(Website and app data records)

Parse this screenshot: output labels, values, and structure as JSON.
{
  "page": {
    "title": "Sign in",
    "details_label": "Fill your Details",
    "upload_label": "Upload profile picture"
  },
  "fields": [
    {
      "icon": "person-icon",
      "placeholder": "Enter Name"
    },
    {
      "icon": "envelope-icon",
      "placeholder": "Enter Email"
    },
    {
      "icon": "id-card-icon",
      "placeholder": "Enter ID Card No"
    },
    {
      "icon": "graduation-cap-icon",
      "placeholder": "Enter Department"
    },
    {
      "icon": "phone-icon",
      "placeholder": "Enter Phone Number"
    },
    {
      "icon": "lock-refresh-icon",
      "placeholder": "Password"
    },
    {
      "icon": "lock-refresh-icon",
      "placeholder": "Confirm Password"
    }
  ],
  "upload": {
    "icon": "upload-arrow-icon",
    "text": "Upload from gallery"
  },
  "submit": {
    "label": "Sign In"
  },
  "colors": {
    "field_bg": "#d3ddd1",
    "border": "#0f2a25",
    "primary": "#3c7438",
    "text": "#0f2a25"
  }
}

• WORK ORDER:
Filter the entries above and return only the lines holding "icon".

• ANSWER SECTION:
      "icon": "person-icon",
      "icon": "envelope-icon",
      "icon": "id-card-icon",
      "icon": "graduation-cap-icon",
      "icon": "phone-icon",
      "icon": "lock-refresh-icon",
      "icon": "lock-refresh-icon",
    "icon": "upload-arrow-icon",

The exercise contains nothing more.